Based on: IMO seismic monitoring; IES-IMO GPS monitoring; IMO hydrological data; web cameras of the eruption site from Vodafone, Mila, and Múlakot;
IMO weather radar measurements; information from scientists at Gígjökull; and aerial observations from the Icelandic Coastguard (observation plane
Height (a.s.l.): Detected by weather radar at 15:20 GMT at an elevation of 2.8 km over the eruption site. TF-SIF observations at 15:40 GMT confirmed a
steam plume rising to 4.5–5.1 km (15–17,000 ft). Clouds of ash at lower elevations observed drifting south of the eruption site.
Heading: South and south-west from the eruption site, but probably remaining close to Eyjafjallajökull due to light winds.
Colour: White (steam) clouds at higher elevation; dark grey (ash) clouds seen intermittently at lower elevation (see above).
Tephra fallout: Dark, fine-grained ash-fall reported over a 10 km region south of Eyjafjallajökull between Núpur and Skógar.
Lightning: No detections today over the eruption site (17:00 GMT).
Noises: Booming sounds reported in the vicinity of Eyjafjallajökull.
Additional note: Plumes of white plume were noticed over Gígjökull (15:40 GMT); this steam probably represents the position of the northward-flowing
Meltwater: Web-camera views show continued discharge of water from Gígjökull due to lava-ice interactions. At 05:00 GMT a flood was detected leaving
the Gígjökull lake basin. The flood reached a maximum discharge about two hours later at the old bridge over Markarfljót, ~18 km downstream. The
flood was comparable in size to yesterday's gauged flows. At 14:00 GMT, meltwater flow beneath the bridge was ~200 m3 s–1. Discharge from
Gígjökull decreased during the afternoon. Steaming blocks of rock are being deposited in the Gígjökull basin; these blocks are probably solidified
lava from eruption. The electrical conductivity of Krossá and Steinholtsá remains high (see reports from 28 and 29 April for details).
Conditions at eruption site:
Airborne radar surveys from TF-SIF show a well-formed crater. Lava is spreading northward from the crater toward the head of Gígjökull. Ice
continues to be melted by the propagating lava front.
Seismic tremor: Intensity comparable to the preceding six days of eruptive activity.
Earthquakes: No locatable seismicity detected beneath Eyjafjallajökull.
GPS deformation: Horizontal displacement towards the centre of the volcano, in addition to vertical subsidence. These observations are consistent with
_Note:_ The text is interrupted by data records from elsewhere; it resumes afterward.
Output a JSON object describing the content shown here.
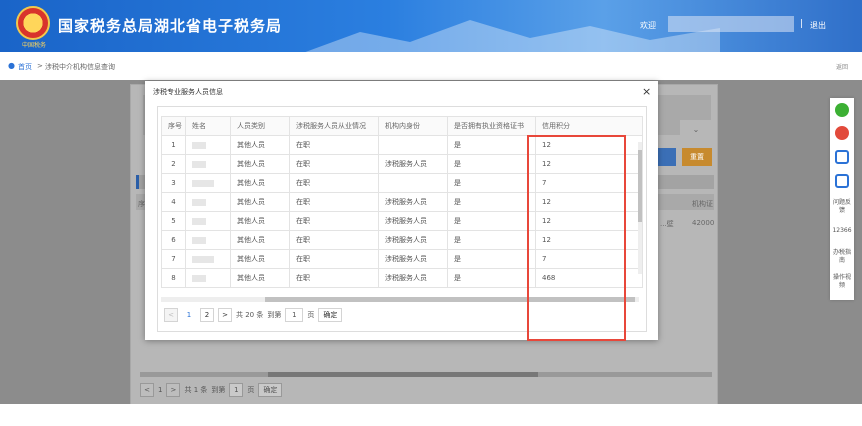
{
  "header": {
    "title": "国家税务总局湖北省电子税务局",
    "emblem_sub": "中国税务",
    "welcome": "欢迎",
    "separator": "|",
    "logout": "退出",
    "colors": {
      "primary": "#1a64c8",
      "accent": "#2b72d6"
    }
  },
  "breadcrumb": {
    "home": "首页",
    "separator": ">",
    "current": "涉税中介机构信息查询",
    "back": "返回"
  },
  "background_panel": {
    "select_arrow": "⌄",
    "reset_label": "重置",
    "column_left": "序",
    "column_right": "机构证",
    "row_value_left": "...壁",
    "row_value_right": "42000",
    "pager": {
      "prev": "<",
      "page": "1",
      "next": ">",
      "total": "共 1 条",
      "goto": "到第",
      "page_input": "1",
      "page_unit": "页",
      "confirm": "确定"
    }
  },
  "right_bar": {
    "items": [
      {
        "icon": "wechat-icon",
        "color": "#3cb034"
      },
      {
        "icon": "weibo-icon",
        "color": "#e24a3b"
      },
      {
        "icon": "app-icon",
        "color": "#2b72d6"
      },
      {
        "icon": "app-icon",
        "color": "#2b72d6"
      },
      {
        "label": "问题反馈"
      },
      {
        "label": "12366"
      },
      {
        "label": "办税指南"
      },
      {
        "label": "操作视频"
      }
    ]
  },
  "modal": {
    "title": "涉税专业服务人员信息",
    "close": "×",
    "columns": [
      "序号",
      "姓名",
      "人员类别",
      "涉税服务人员从业情况",
      "机构内身份",
      "是否拥有执业资格证书",
      "信用积分"
    ],
    "rows": [
      {
        "no": "1",
        "type": "其他人员",
        "status": "在职",
        "role": "",
        "cert": "是",
        "score": "12"
      },
      {
        "no": "2",
        "type": "其他人员",
        "status": "在职",
        "role": "涉税服务人员",
        "cert": "是",
        "score": "12"
      },
      {
        "no": "3",
        "type": "其他人员",
        "status": "在职",
        "role": "",
        "cert": "是",
        "score": "7"
      },
      {
        "no": "4",
        "type": "其他人员",
        "status": "在职",
        "role": "涉税服务人员",
        "cert": "是",
        "score": "12"
      },
      {
        "no": "5",
        "type": "其他人员",
        "status": "在职",
        "role": "涉税服务人员",
        "cert": "是",
        "score": "12"
      },
      {
        "no": "6",
        "type": "其他人员",
        "status": "在职",
        "role": "涉税服务人员",
        "cert": "是",
        "score": "12"
      },
      {
        "no": "7",
        "type": "其他人员",
        "status": "在职",
        "role": "涉税服务人员",
        "cert": "是",
        "score": "7"
      },
      {
        "no": "8",
        "type": "其他人员",
        "status": "在职",
        "role": "涉税服务人员",
        "cert": "是",
        "score": "468"
      }
    ],
    "pager": {
      "prev": "<",
      "pages": [
        "1",
        "2"
      ],
      "next": ">",
      "total": "共 20 条",
      "goto": "到第",
      "page_input": "1",
      "page_unit": "页",
      "confirm": "确定"
    },
    "highlight_color": "#e8473a"
  }
}
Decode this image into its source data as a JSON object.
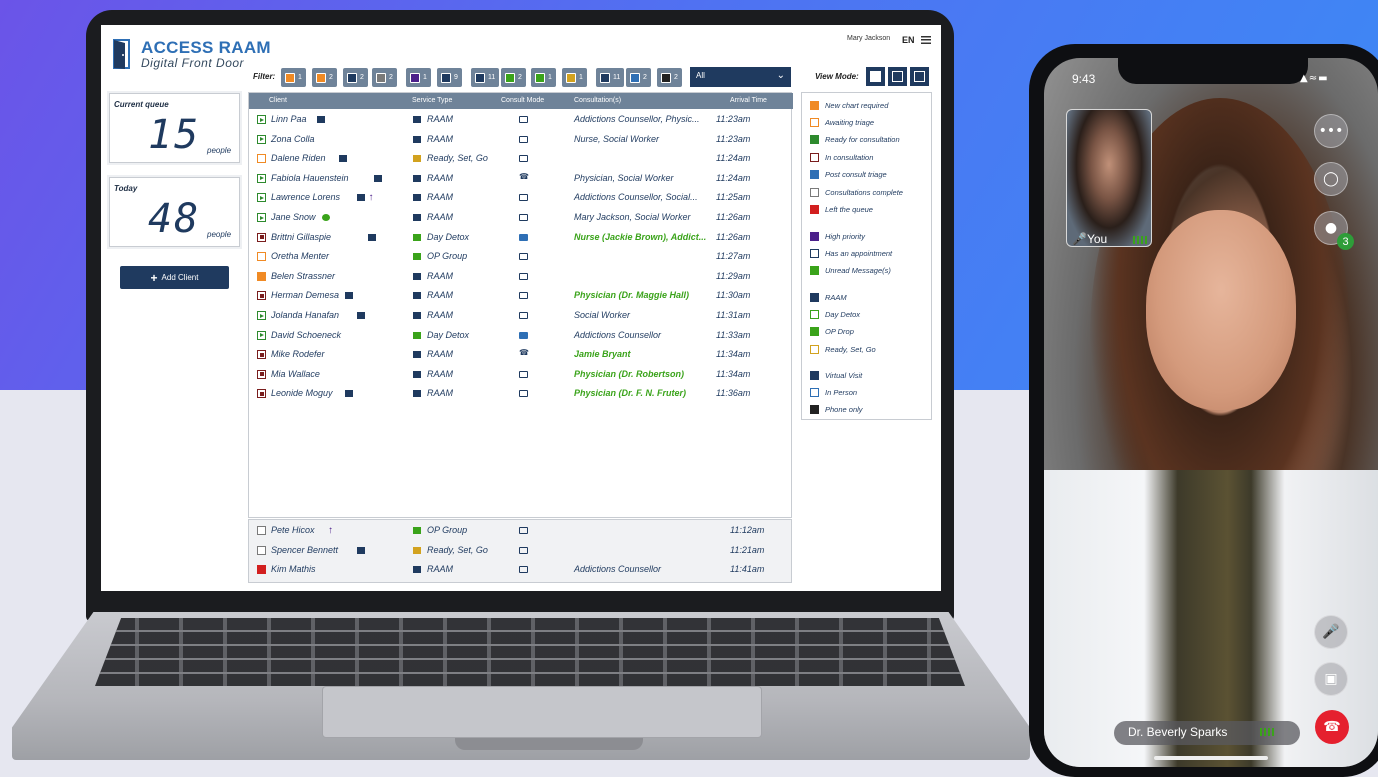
{
  "app": {
    "brand": "ACCESS RAAM",
    "tagline": "Digital Front Door",
    "user": "Mary Jackson",
    "lang": "EN"
  },
  "filter": {
    "label": "Filter:",
    "chips": [
      {
        "count": "1",
        "color": "#f08a24"
      },
      {
        "count": "2",
        "color": "#f08a24"
      },
      {
        "count": "2",
        "color": "#1f3a5f"
      },
      {
        "count": "2",
        "color": "#7a7a7a"
      },
      {
        "count": "1",
        "color": "#4b1f8a"
      },
      {
        "count": "9",
        "color": "#1f3a5f"
      },
      {
        "count": "11",
        "color": "#1f3a5f"
      },
      {
        "count": "2",
        "color": "#3aa31a"
      },
      {
        "count": "1",
        "color": "#3aa31a"
      },
      {
        "count": "1",
        "color": "#d2a21f"
      },
      {
        "count": "11",
        "color": "#1f3a5f"
      },
      {
        "count": "2",
        "color": "#2e6fb5"
      },
      {
        "count": "2",
        "color": "#222222"
      }
    ],
    "select_value": "All",
    "view_mode_label": "View Mode:"
  },
  "stats": {
    "current_queue": {
      "label": "Current queue",
      "value": "15",
      "unit": "people"
    },
    "today": {
      "label": "Today",
      "value": "48",
      "unit": "people"
    }
  },
  "add_client_label": "Add Client",
  "table": {
    "headers": [
      "Client",
      "Service Type",
      "Consult Mode",
      "Consultation(s)",
      "Arrival Time"
    ],
    "rows": [
      {
        "status": "green",
        "client": "Linn Paa",
        "appt": true,
        "service": "RAAM",
        "mode": "virtual",
        "consult": "Addictions Counsellor, Physic...",
        "time": "11:23am"
      },
      {
        "status": "green",
        "client": "Zona Colla",
        "service": "RAAM",
        "mode": "virtual",
        "consult": "Nurse, Social Worker",
        "time": "11:23am"
      },
      {
        "status": "orange",
        "client": "Dalene Riden",
        "appt": true,
        "service": "Ready, Set, Go",
        "mode": "virtual",
        "consult": "",
        "time": "11:24am"
      },
      {
        "status": "green",
        "client": "Fabiola Hauenstein",
        "appt": true,
        "service": "RAAM",
        "mode": "phone",
        "consult": "Physician, Social Worker",
        "time": "11:24am"
      },
      {
        "status": "green",
        "client": "Lawrence Lorens",
        "appt": true,
        "priority": true,
        "service": "RAAM",
        "mode": "virtual",
        "consult": "Addictions Counsellor, Social...",
        "time": "11:25am"
      },
      {
        "status": "green",
        "client": "Jane Snow",
        "msg": true,
        "service": "RAAM",
        "mode": "virtual",
        "consult": "Mary Jackson, Social Worker",
        "time": "11:26am"
      },
      {
        "status": "maroon",
        "client": "Brittni Gillaspie",
        "appt": true,
        "service": "Day Detox",
        "mode": "inperson",
        "consult": "Nurse (Jackie Brown), Addict...",
        "consult_green": true,
        "time": "11:26am"
      },
      {
        "status": "orange",
        "client": "Oretha Menter",
        "service": "OP Group",
        "mode": "virtual",
        "consult": "",
        "time": "11:27am"
      },
      {
        "status": "orangefill",
        "client": "Belen Strassner",
        "service": "RAAM",
        "mode": "virtual",
        "consult": "",
        "time": "11:29am"
      },
      {
        "status": "maroon",
        "client": "Herman Demesa",
        "appt": true,
        "service": "RAAM",
        "mode": "virtual",
        "consult": "Physician (Dr. Maggie Hall)",
        "consult_green": true,
        "time": "11:30am"
      },
      {
        "status": "green",
        "client": "Jolanda Hanafan",
        "appt": true,
        "service": "RAAM",
        "mode": "virtual",
        "consult": "Social Worker",
        "time": "11:31am"
      },
      {
        "status": "green",
        "client": "David Schoeneck",
        "service": "Day Detox",
        "mode": "inperson",
        "consult": "Addictions Counsellor",
        "time": "11:33am"
      },
      {
        "status": "maroon",
        "client": "Mike Rodefer",
        "service": "RAAM",
        "mode": "phone",
        "consult": "Jamie Bryant",
        "consult_green": true,
        "time": "11:34am"
      },
      {
        "status": "maroon",
        "client": "Mia Wallace",
        "service": "RAAM",
        "mode": "virtual",
        "consult": "Physician (Dr. Robertson)",
        "consult_green": true,
        "time": "11:34am"
      },
      {
        "status": "maroon",
        "client": "Leonide Moguy",
        "appt": true,
        "service": "RAAM",
        "mode": "virtual",
        "consult": "Physician (Dr. F. N. Fruter)",
        "consult_green": true,
        "time": "11:36am"
      }
    ],
    "done_rows": [
      {
        "status": "gray",
        "client": "Pete Hicox",
        "priority": true,
        "service": "OP Group",
        "mode": "virtual",
        "consult": "",
        "time": "11:12am"
      },
      {
        "status": "gray",
        "client": "Spencer Bennett",
        "appt": true,
        "service": "Ready, Set, Go",
        "mode": "virtual",
        "consult": "",
        "time": "11:21am"
      },
      {
        "status": "red",
        "client": "Kim Mathis",
        "service": "RAAM",
        "mode": "virtual",
        "consult": "Addictions Counsellor",
        "time": "11:41am"
      }
    ]
  },
  "legend": {
    "status": [
      "New chart required",
      "Awaiting triage",
      "Ready for consultation",
      "In consultation",
      "Post consult triage",
      "Consultations complete",
      "Left the queue"
    ],
    "flags": [
      "High priority",
      "Has an appointment",
      "Unread Message(s)"
    ],
    "services": [
      "RAAM",
      "Day Detox",
      "OP Drop",
      "Ready, Set, Go"
    ],
    "modes": [
      "Virtual Visit",
      "In Person",
      "Phone only"
    ]
  },
  "phone": {
    "time": "9:43",
    "self_label": "You",
    "participants_badge": "3",
    "caller_name": "Dr. Beverly Sparks"
  }
}
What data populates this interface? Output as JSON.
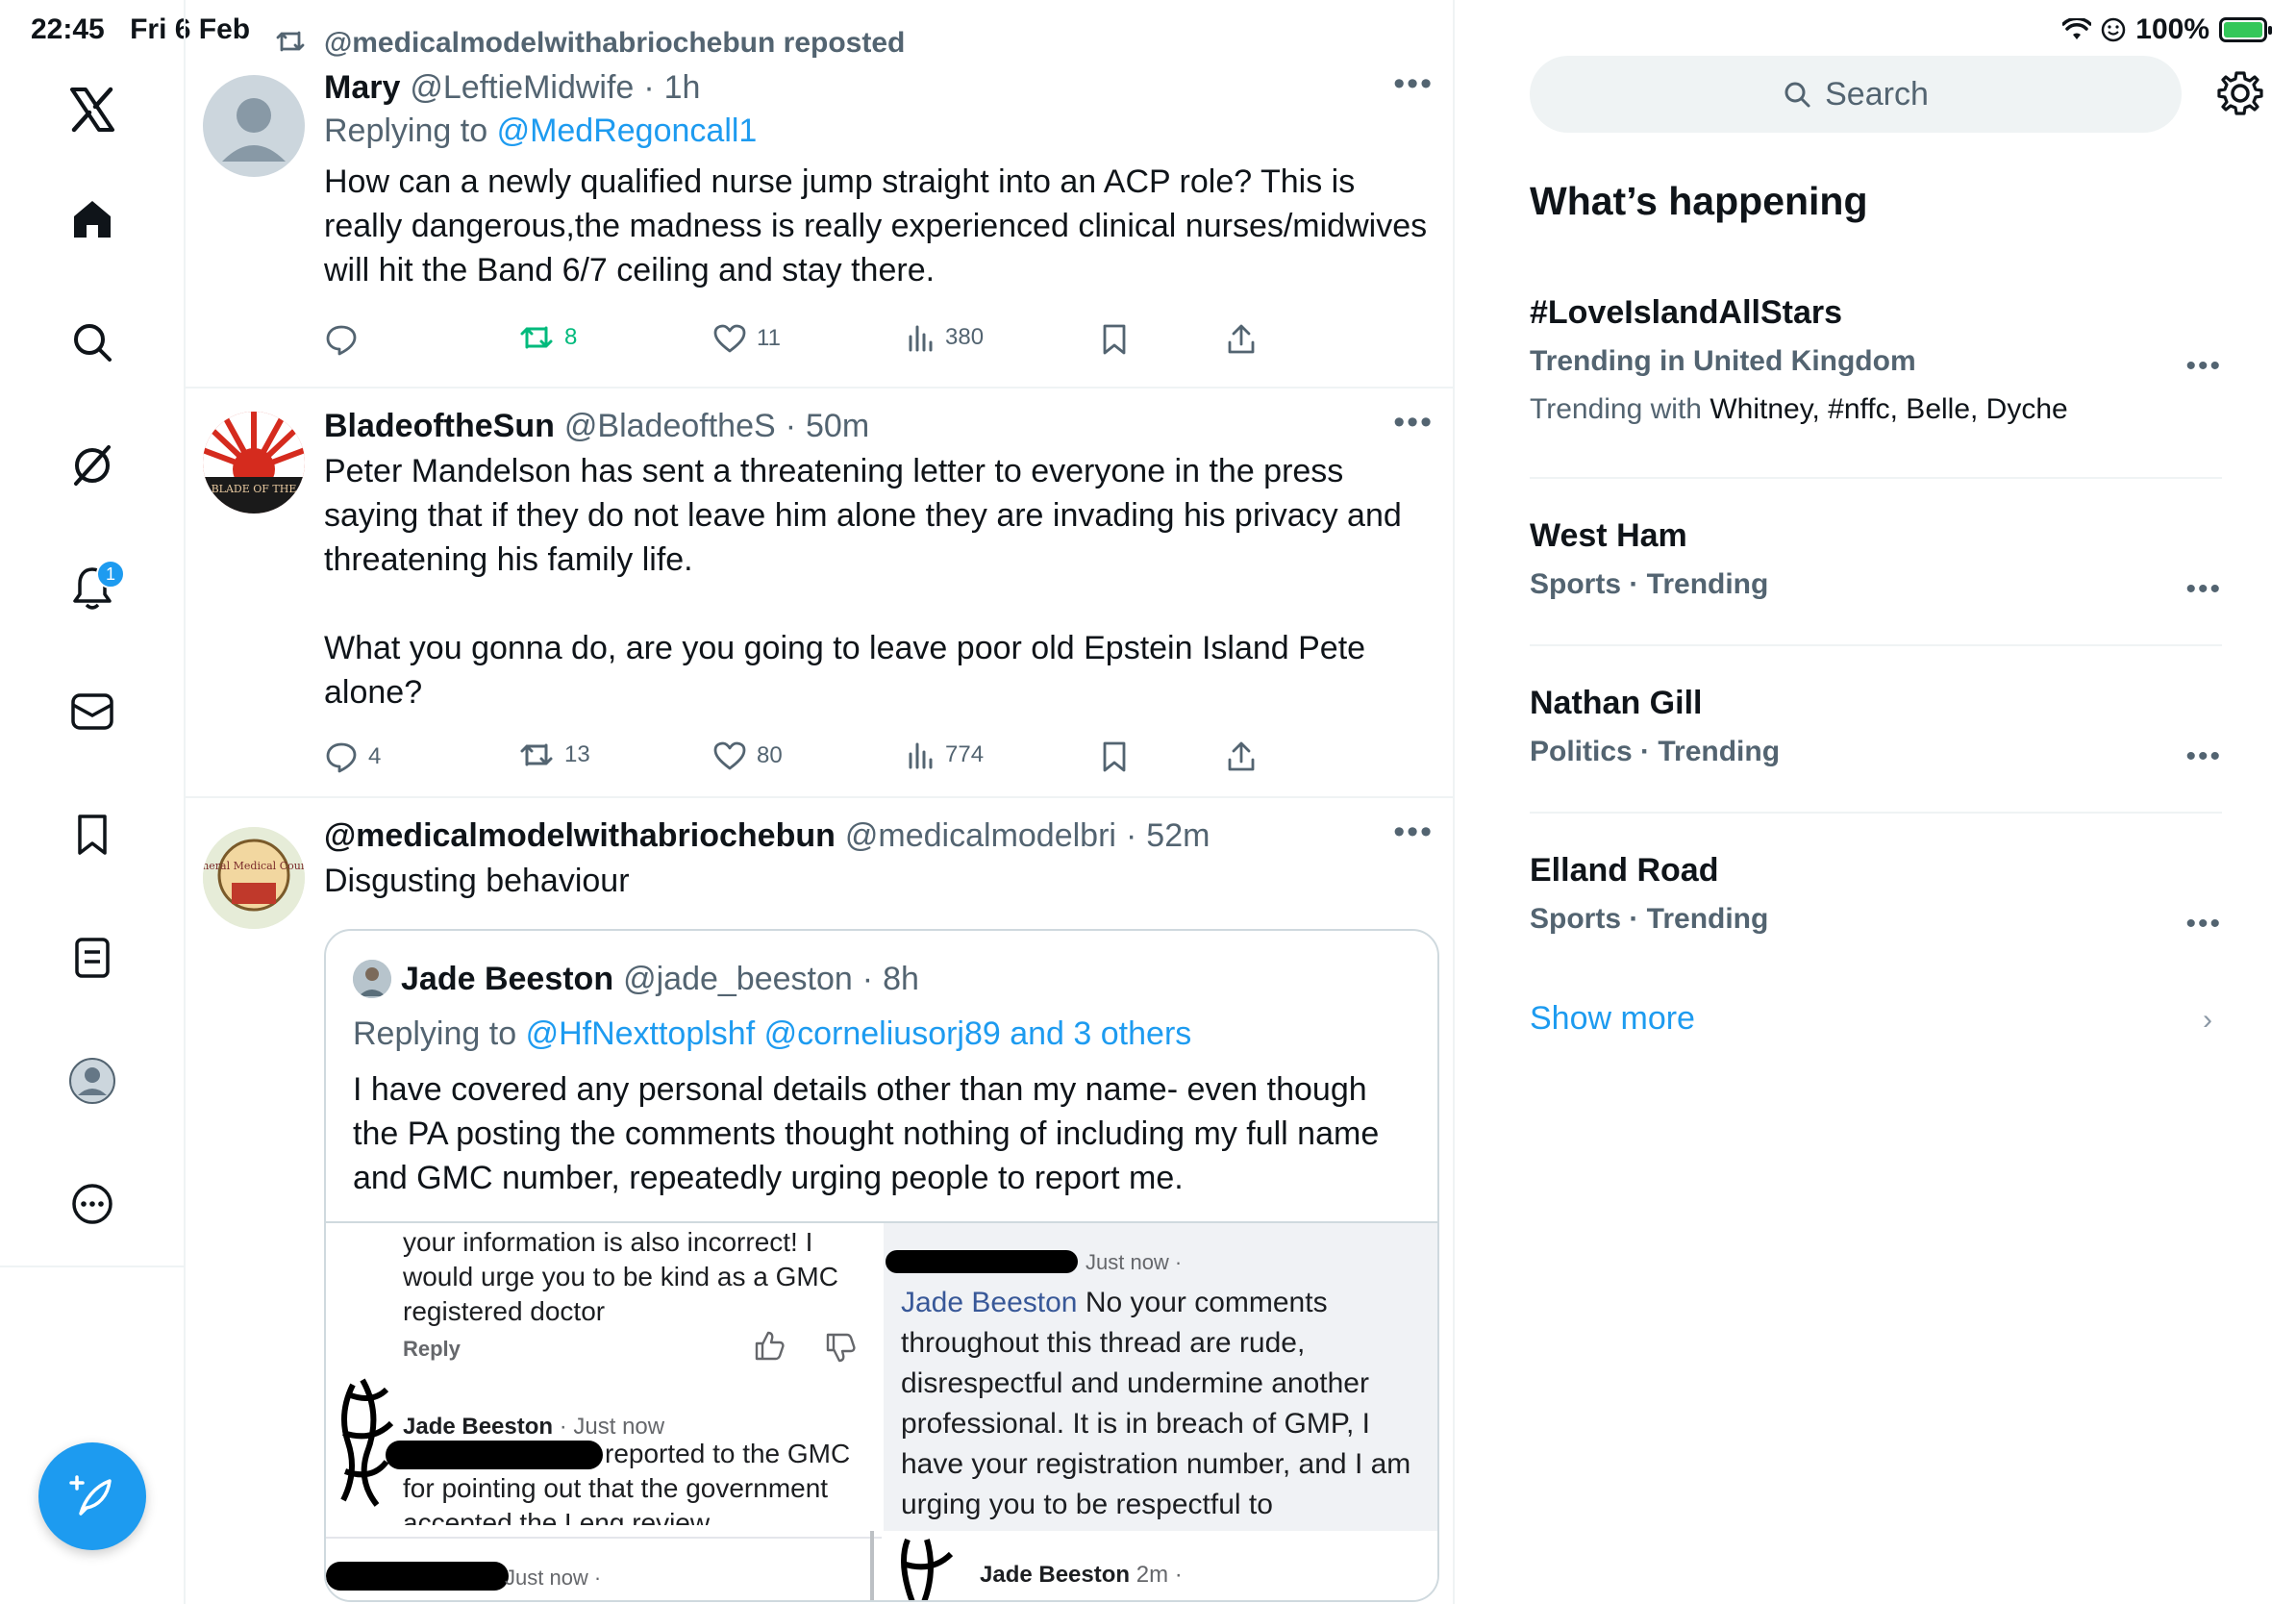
{
  "status_bar": {
    "time": "22:45",
    "date": "Fri 6 Feb",
    "battery": "100%"
  },
  "nav": {
    "notifications_badge": "1"
  },
  "timeline": {
    "tweet1": {
      "social_context": "@medicalmodelwithabriochebun reposted",
      "name": "Mary",
      "handle": "@LeftieMidwife",
      "time": "1h",
      "replying_label": "Replying to",
      "replying_to": "@MedRegoncall1",
      "text": "How can a newly qualified nurse jump straight into an ACP role? This is really dangerous,the madness is really experienced clinical nurses/midwives will hit the Band 6/7 ceiling and stay there.",
      "replies": "",
      "reposts": "8",
      "likes": "11",
      "views": "380"
    },
    "tweet2": {
      "name": "BladeoftheSun",
      "handle": "@BladeoftheS",
      "time": "50m",
      "avatar_text": "BLADE OF THE",
      "text": "Peter Mandelson has sent a threatening letter to everyone in the press saying that if they do not leave him alone they are invading his privacy and threatening his family life.\n\nWhat you gonna do, are you going to leave poor old Epstein Island Pete alone?",
      "replies": "4",
      "reposts": "13",
      "likes": "80",
      "views": "774"
    },
    "tweet3": {
      "name": "@medicalmodelwithabriochebun",
      "handle": "@medicalmodelbri",
      "time": "52m",
      "avatar_text": "General Medical Council",
      "text": "Disgusting behaviour",
      "quote": {
        "name": "Jade Beeston",
        "handle": "@jade_beeston",
        "time": "8h",
        "replying_label": "Replying to",
        "replying_to": "@HfNexttoplshf @corneliusorj89 and 3 others",
        "text": "I have covered any personal details other than my name- even though the PA posting the comments thought nothing of including my full name and GMC number, repeatedly urging people to report me.",
        "image": {
          "left_comment_text": "your information is also incorrect! I would urge you to be kind as a GMC registered doctor",
          "left_reply_label": "Reply",
          "left_name": "Jade Beeston",
          "left_time": "· Just now",
          "left_text_1": "reported to the GMC",
          "left_text_2": "for pointing out that the government",
          "left_text_3": "accepted the Leng review",
          "bottom_left_time": "Just now ·",
          "right_time": "Just now ·",
          "right_mention": "Jade Beeston",
          "right_text": " No your comments throughout this thread are rude, disrespectful and undermine another professional. It is in breach of GMP, I have your registration number, and I am urging you to be respectful to",
          "bottom_right_name": "Jade Beeston",
          "bottom_right_time": "2m ·"
        }
      }
    }
  },
  "right": {
    "search_placeholder": "Search",
    "section_title": "What’s happening",
    "trends": [
      {
        "name": "#LoveIslandAllStars",
        "meta": "Trending in United Kingdom",
        "with_label": "Trending with",
        "with": "Whitney, #nffc, Belle, Dyche"
      },
      {
        "name": "West Ham",
        "meta": "Sports · Trending"
      },
      {
        "name": "Nathan Gill",
        "meta": "Politics · Trending"
      },
      {
        "name": "Elland Road",
        "meta": "Sports · Trending"
      }
    ],
    "show_more": "Show more"
  },
  "colors": {
    "accent": "#1d9bf0",
    "repost_green": "#00ba7c",
    "secondary_text": "#536471"
  }
}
deflation of a magma reservoir beneath Eyjafjallajökull.
Magma flow: No measurements possible today.
Other remarks: No measurable geophysical changes within the Katla volcano.
Overall assessment: Plume elevations and magma discharge levels remain similar to the preceding seven days of activity. Lava continues to flow north
from the eruption site and down the Gígjökull glacier. Today's explosive activity and ash production represents a fraction of conditions during the
height of the eruption (14–17 April). Presently, there are no measurable indications that the eruption is about to end.